At this point in my internship, the work is incredibly monotonous. But as my progress on this task progresses, the work will shift more from basic data entry to more in-depth archival work.

ACP Internship: May 20-24

During my first week at the American College of Physicians, I worked 20 hours doing archival work. I spent this time doing somewhat tedious work creating labels for archived documents. The ACP Archives are in the process of preparing their collections for digitization that will be done by a third-party service. The new digitized files will require proper labeling so they can be organized in the digital archives. This is what I spent my first week doing; entering information into an excel spreadsheet for the digitized files to be organized by. While it is repetitive work, this data-entry will hopeful transfer into doing more in-depth practice within the archives.

Working in these archives has exposed me to a conflict between idealistic archival theory and actual practice. Eric Greenberg, the Head Archivist at the ACP and my supervisor, has decided that after digitization, only half of the documents will be archived with original, physical versions. Everything prior to 1950 will be preserved, but all documents post-1950 will be digitized and then destroyed.
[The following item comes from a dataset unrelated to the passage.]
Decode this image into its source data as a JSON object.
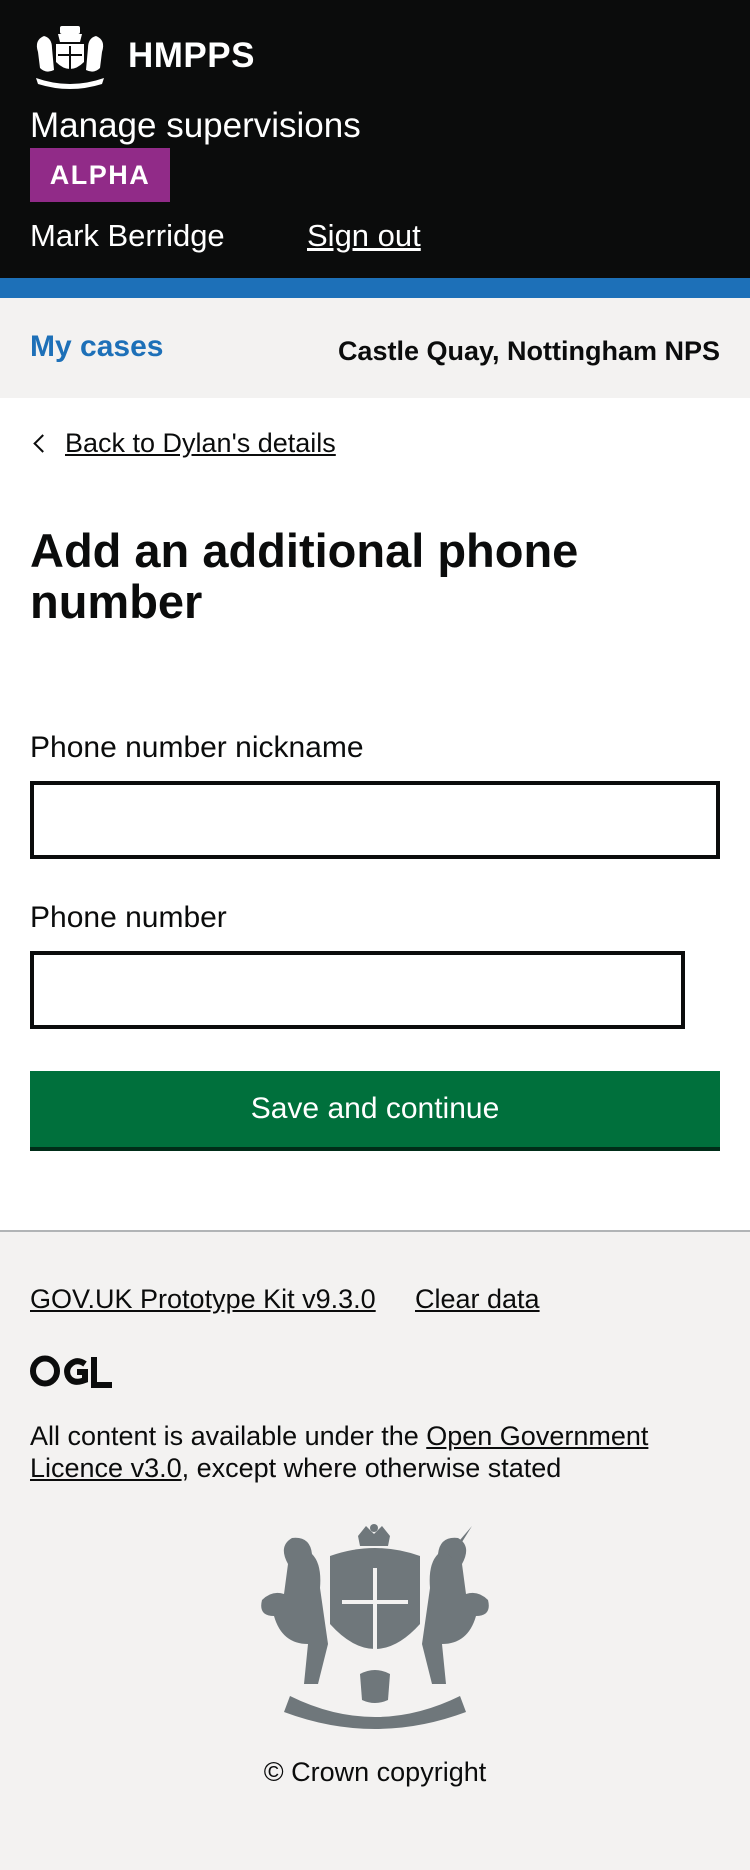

My initial reaction to this practice was of shock. I couldn’t imagine destroying archived records of any type. But after spending days pouring over these documents, I understand why the decision was made. While these archives are valuable resources for legal issues, internal institutional histories and other projects, so many of them have limited application. There’s decades of memos, minutes, agendas, correspondence, and journals. It’s an overwhelming task to sort through it all. It’s really given me reason to consider what is worth saving and what should be archived. I don’t have an answer to this right now, but this issue is something I’ll examine in more detail throughout my time with the ACP.